Note: To extract data from significant clusters (regions), save it in clusters structures (see below), and generate the most complete tables of mediation results, you do need to have access to the original data files used to run the mediation. Their names are stored (for this example, with brain images as mediator) in SETUP.data.M. If you move the images or results directory, you may need to replace this field with the updated file names for full functionality.

We'll need to specify a significance threshold, entered as a P-value threshold. The function below chooses a threshold that satisfies FDR on average across the Path a, b, and a*b maps.

There are other thresholding options as well. We could also choose an uncorrected P-value threshold to be entered into the mediation_brain_results function below.

SETUP = mediation_brain_corrected_threshold('fdr');

This gives us an equivalent P-value to satisfy FDR-corrected at q < 0.05 on average across the 3 maps, which is stored in SETUP.fdr_p_thresh. It will be Inf if there is not enough signal to meet the threshold.

Note: P-values are always two-tailed, unlike SPM P-values, which are one-tailed. So P < 0.002 here is equivalent to P < 0.001 using SPM.

Multi-thresholding and 'pruned' significant regions

We can choose a series of P-value thresholds if we want to save clusters ('blobs') where at least one voxel meets the most stringent threshold, but show continguous voxels in the cluster down to the most liberal threshold. We call this 'pruned' clusters, because we're thresholding a liberal display threshold but 'pruning' the set of significant regions so that each region has at least one voxel at the most stringent (often corrected) threshold. This can be useful for display and in particular for showing the extent of regions around the most stringent value. For example, entering these options into mediation_brain_results will show us clusters where at least one voxel is FDR-corrected at q < 0.05 (map-wise), but we'll see the extent of each blob down to p < 0.005 as long as there are 3 contiguous voxels at that threshold (that are also contiguous with FDR-corrected results) and down to p < 0.01 uncorrected as long as there are at least 10 contiguous voxels.
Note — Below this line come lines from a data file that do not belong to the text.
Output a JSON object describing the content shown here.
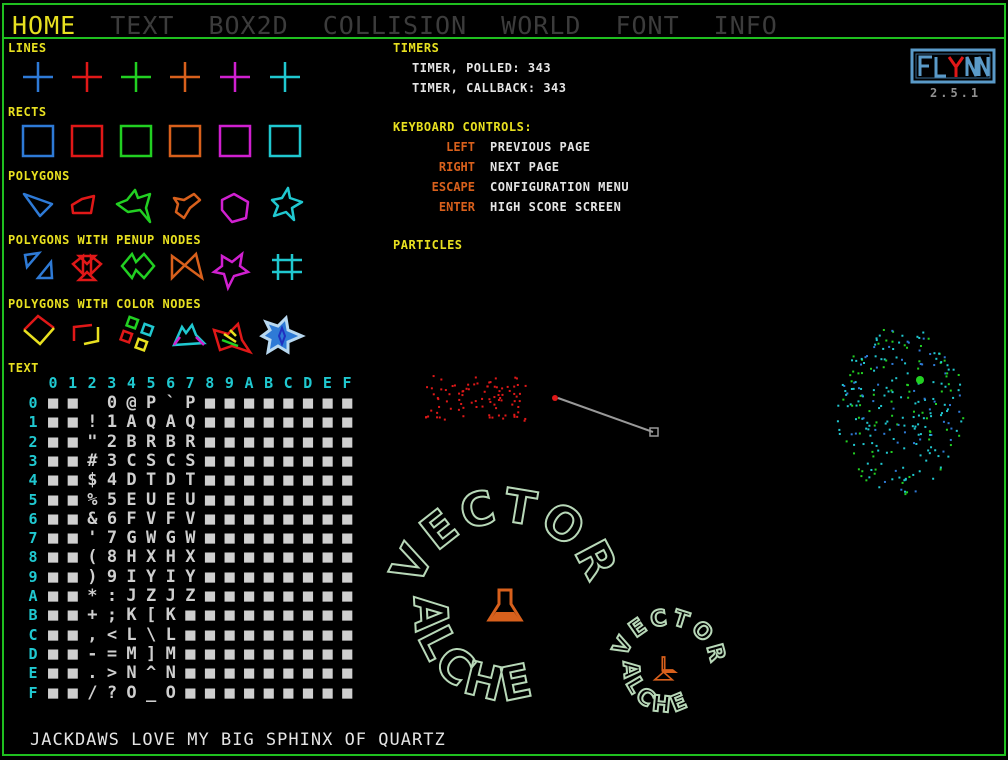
{
  "tabs": [
    {
      "label": "HOME",
      "active": true
    },
    {
      "label": "TEXT"
    },
    {
      "label": "BOX2D"
    },
    {
      "label": "COLLISION"
    },
    {
      "label": "WORLD"
    },
    {
      "label": "FONT"
    },
    {
      "label": "INFO"
    }
  ],
  "colors": {
    "blue": "#2e7ad6",
    "red": "#e01818",
    "green": "#22d022",
    "orange": "#d8601c",
    "magenta": "#d020d0",
    "cyan": "#20c8d0",
    "yellow": "#e8e020",
    "border": "#1fbf1f"
  },
  "sections": {
    "lines": "LINES",
    "rects": "RECTS",
    "polygons": "POLYGONS",
    "penup": "POLYGONS WITH PENUP NODES",
    "color_nodes": "POLYGONS WITH COLOR NODES",
    "text": "TEXT"
  },
  "timers": {
    "title": "TIMERS",
    "polled": "TIMER, POLLED: 343",
    "callback": "TIMER, CALLBACK: 343"
  },
  "keyboard": {
    "title": "KEYBOARD CONTROLS:",
    "items": [
      {
        "key": "LEFT",
        "action": "PREVIOUS PAGE"
      },
      {
        "key": "RIGHT",
        "action": "NEXT PAGE"
      },
      {
        "key": "ESCAPE",
        "action": "CONFIGURATION MENU"
      },
      {
        "key": "ENTER",
        "action": "HIGH SCORE SCREEN"
      }
    ]
  },
  "particles": {
    "title": "PARTICLES"
  },
  "logo": {
    "text": "FLYNN",
    "version": "2.5.1"
  },
  "charset": {
    "headers": [
      "0",
      "1",
      "2",
      "3",
      "4",
      "5",
      "6",
      "7",
      "8",
      "9",
      "A",
      "B",
      "C",
      "D",
      "E",
      "F"
    ],
    "rows": [
      "■■ 0@P`P■■■■■■■■",
      "■■!1AQAQ■■■■■■■■",
      "■■\"2BRBR■■■■■■■■",
      "■■#3CSCS■■■■■■■■",
      "■■$4DTDT■■■■■■■■",
      "■■%5EUEU■■■■■■■■",
      "■■&6FVFV■■■■■■■■",
      "■■'7GWGW■■■■■■■■",
      "■■(8HXHX■■■■■■■■",
      "■■)9IYIY■■■■■■■■",
      "■■*:JZJZ■■■■■■■■",
      "■■+;K[K■■■■■■■■■",
      "■■,<L\\L■■■■■■■■■",
      "■■-=M]M■■■■■■■■■",
      "■■.>N^N■■■■■■■■■",
      "■■/?O_O■■■■■■■■■"
    ]
  },
  "pangram": "JACKDAWS LOVE MY BIG SPHINX OF QUARTZ",
  "alchemy": {
    "top": "VECTOR",
    "bottom": "ALCHEMY"
  }
}
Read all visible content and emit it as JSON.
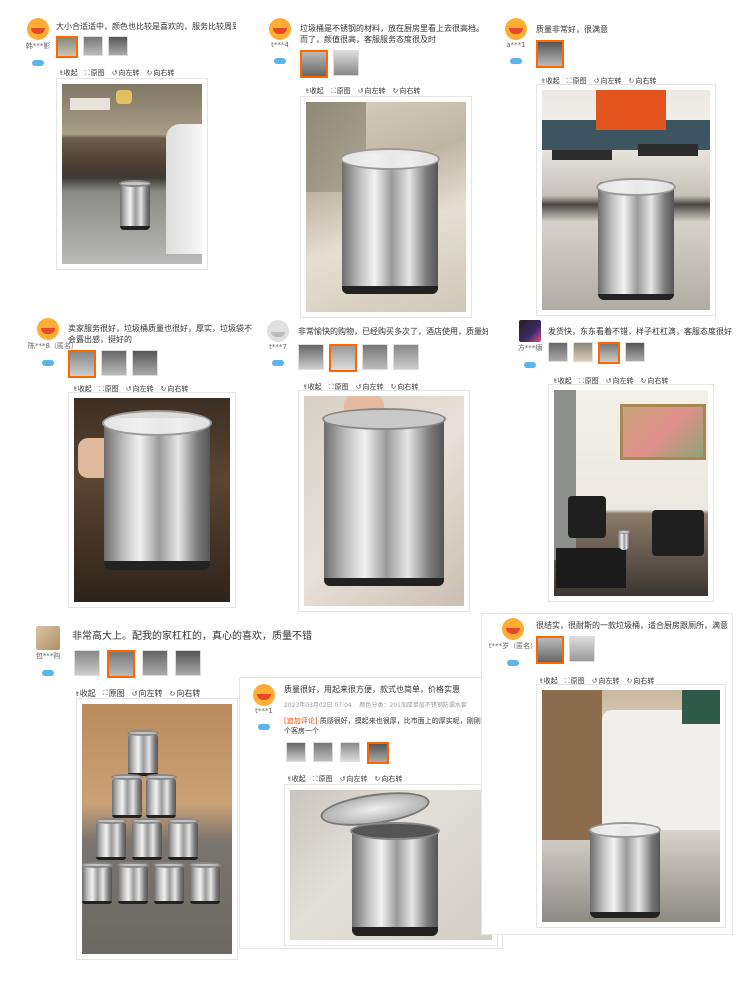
{
  "toolbar": {
    "collapse": "收起",
    "original": "原图",
    "rotate_left": "向左转",
    "rotate_right": "向右转"
  },
  "reviews": [
    {
      "user": "韩***影",
      "text": "大小合适适中，颜色也比较是喜欢的，服务比较周到，最美"
    },
    {
      "user": "t***4",
      "text": "垃圾桶是不锈钢的材料，放在厨房里看上去很高档。而了，颜值很高，客服服务态度很及时"
    },
    {
      "user": "a***1",
      "text": "质量非常好，很满意"
    },
    {
      "user": "陈***8（匿名）",
      "text": "卖家服务很好，垃圾桶质量也很好，厚实，垃圾袋不会露出感，挺好的"
    },
    {
      "user": "t***7",
      "text": "非常愉快的购物，已经购买多次了，酒店使用，质量好，产"
    },
    {
      "user": "方***缅",
      "text": "发货快，东东看着不错，样子杠杠滴，客服态度很好，"
    },
    {
      "user": "包***购",
      "text": "非常高大上。配我的家杠杠的，真心的喜欢，质量不错"
    },
    {
      "user": "t***1",
      "text": "质量很好，用起来很方便，款式也简单，价格实惠",
      "date": "2023年03月02日 07:04",
      "variant": "颜色分类：201加厚单层不锈钢防漏水套",
      "append_tag": "[追加评论]",
      "append_text": "质感很好，摸起来也很厚，比市面上的厚实呢，刚刚好摆个客房一个"
    },
    {
      "user": "t***岁（匿名）",
      "text": "很结实，很耐斯的一款垃圾桶，适合厨房跟厕所，满意"
    }
  ]
}
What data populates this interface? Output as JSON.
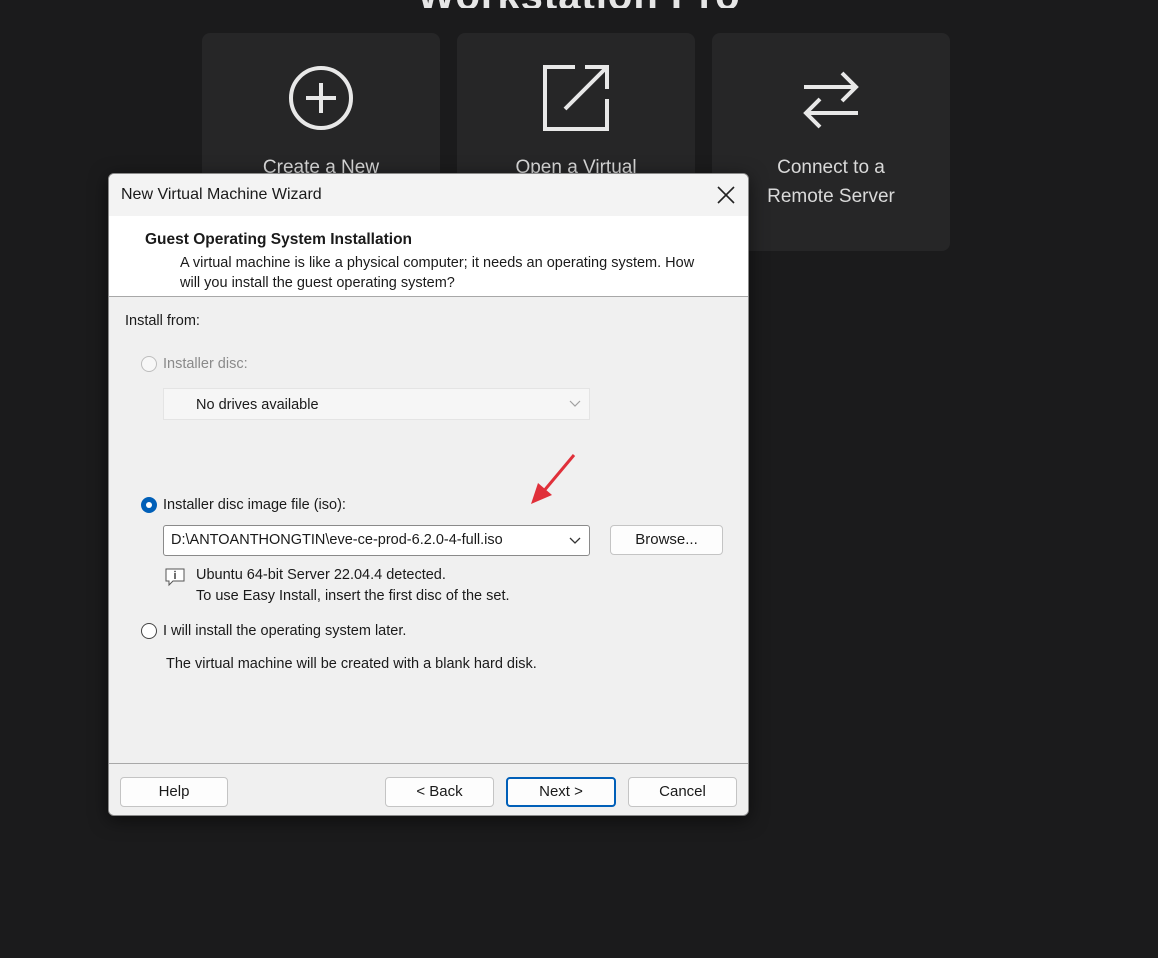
{
  "background": {
    "heading_partial": "Workstation Pro"
  },
  "tiles": [
    {
      "label": "Create a New",
      "icon": "plus-circle-icon"
    },
    {
      "label": "Open a Virtual",
      "icon": "open-external-icon"
    },
    {
      "label": "Connect to a\nRemote Server",
      "icon": "swap-arrows-icon"
    }
  ],
  "dialog": {
    "title": "New Virtual Machine Wizard",
    "header_title": "Guest Operating System Installation",
    "header_description": "A virtual machine is like a physical computer; it needs an operating system. How will you install the guest operating system?",
    "install_from_label": "Install from:",
    "options": {
      "installer_disc": {
        "label": "Installer disc:",
        "selected": false,
        "enabled": false,
        "drive_value": "No drives available"
      },
      "iso": {
        "label": "Installer disc image file (iso):",
        "selected": true,
        "path_value": "D:\\ANTOANTHONGTIN\\eve-ce-prod-6.2.0-4-full.iso",
        "browse_label": "Browse...",
        "detected_line1": "Ubuntu 64-bit Server 22.04.4 detected.",
        "detected_line2": "To use Easy Install, insert the first disc of the set."
      },
      "later": {
        "label": "I will install the operating system later.",
        "selected": false,
        "note": "The virtual machine will be created with a blank hard disk."
      }
    },
    "buttons": {
      "help": "Help",
      "back": "< Back",
      "next": "Next >",
      "cancel": "Cancel"
    }
  },
  "annotation": {
    "arrow_color": "#e0303a"
  },
  "colors": {
    "accent": "#005fb8",
    "app_background": "#1b1b1c",
    "tile_background": "#262627"
  }
}
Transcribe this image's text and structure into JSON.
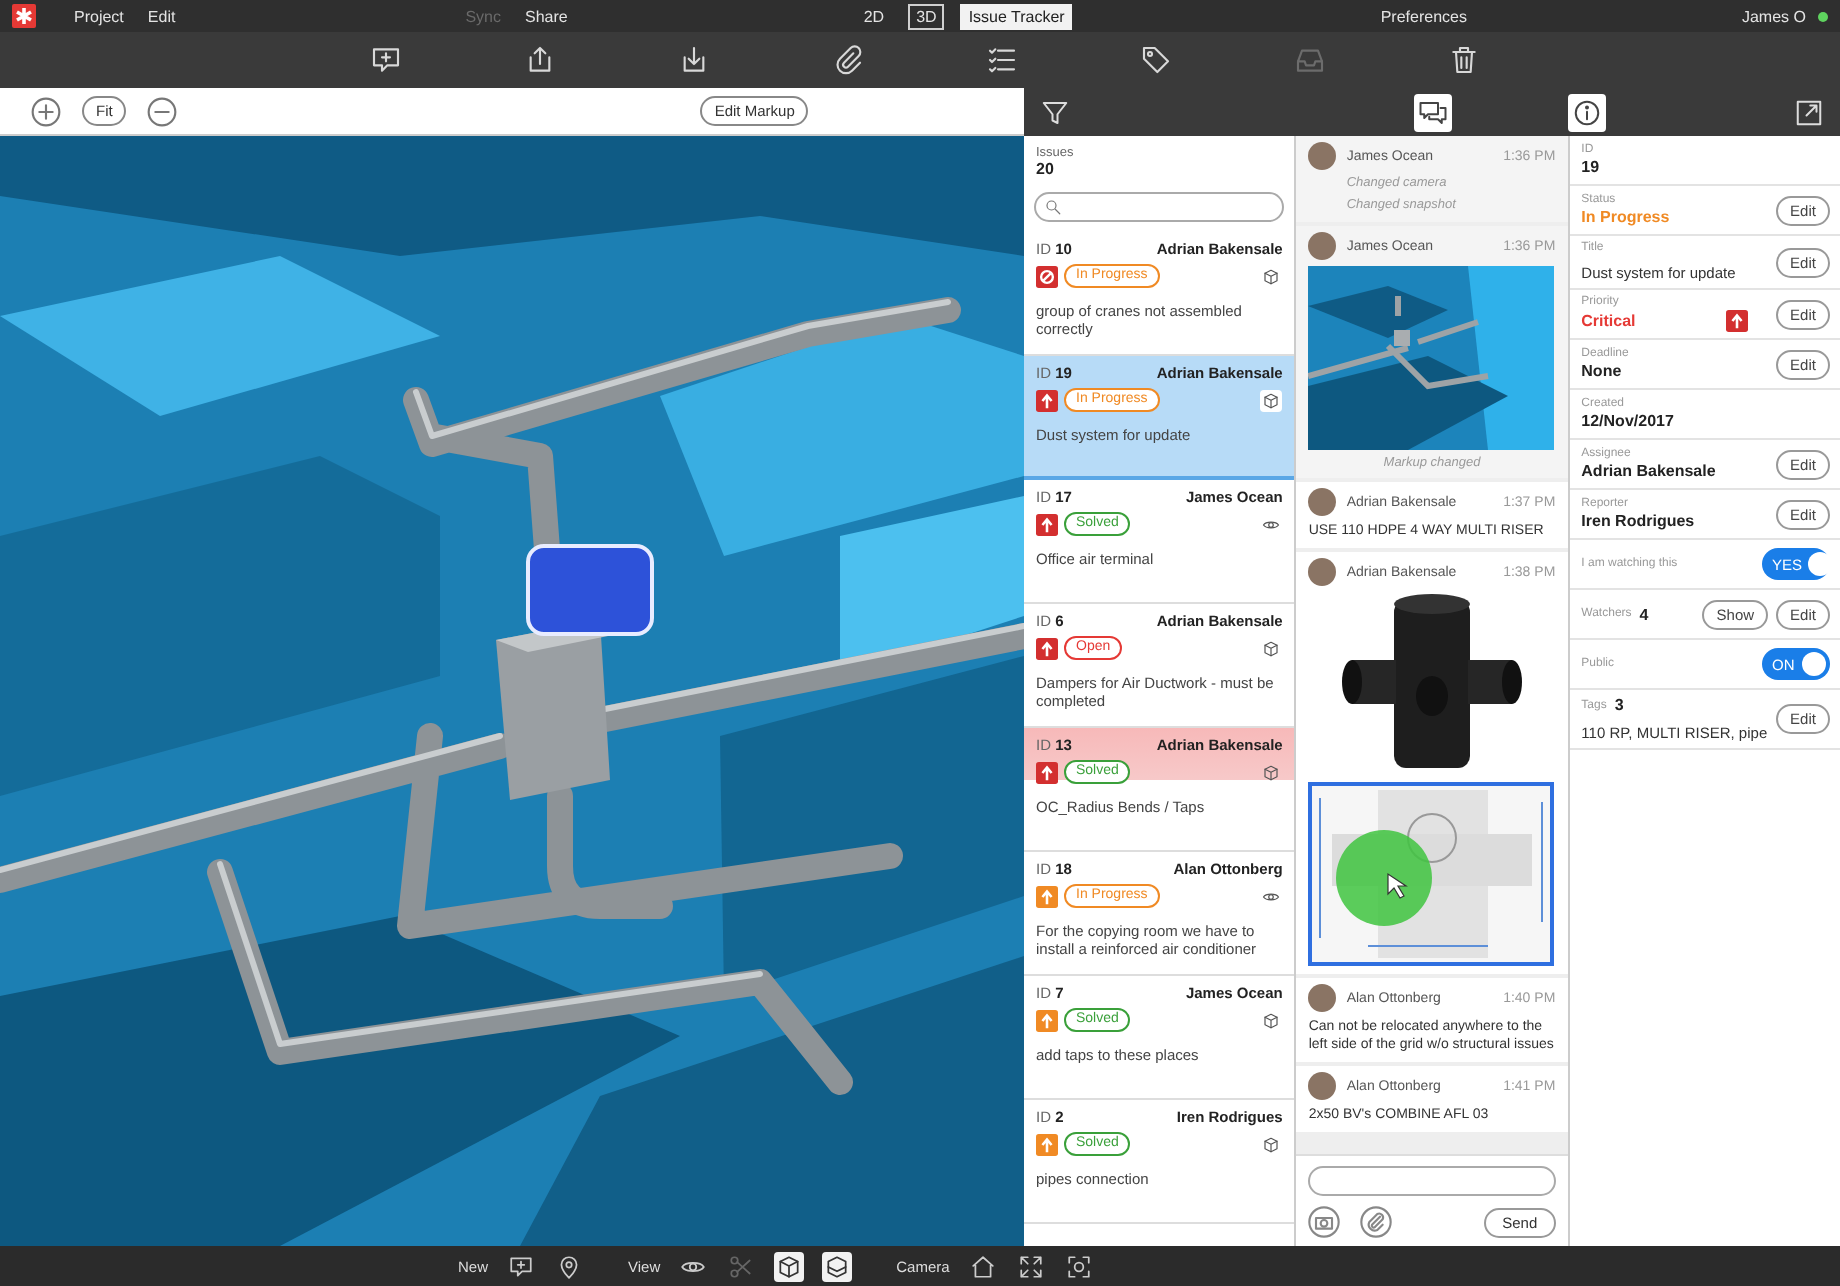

mediation_brain_results(..., 'thresh', [Inf .005 .01], 'size', [1 3 10], 'fdrthresh', .05, ...)

Other preliminary stuff

Let's define some variables that we can use to print nice headers in the report:

dashes = '----------------------------------------------';

printstr = @(dashes) disp(dashes);

printhdr = @(str) fprintf('\n\n%s\n%s\n%s\n%s\n%s\n\n', dashes, dashes, str, dashes, dashes);

The code below generates results for Path a, the effects of stimulus temperature on brain activity, within-person, estimated across the 6 temperatures and 6 brain images per participant. Results and P-values reflect population inference, treating participant as a random effect.

mediation_brain_results can accept various input options. As with all functions, help <function_name> (e.g., help mediation_brain_results) will explain the full set of options. Here, we'll use the average FDR-corrected threshold from above, and keywords that generate slices and tables, and save results output. The output will be shown on the screen, printed to the command window, and saved in files in the mediation results directory. The output variables clpos, etc. are clusters structures that can be used in interactive follow-up analyses and plots (we'll explain these below).

printhdr('Path a: Temperature to Brain Response')

mediation_brain_results('a', 'thresh', ...

SETUP.fdr_p_thresh, 'size', 5, ...

'slices', 'tables', 'names', 'save');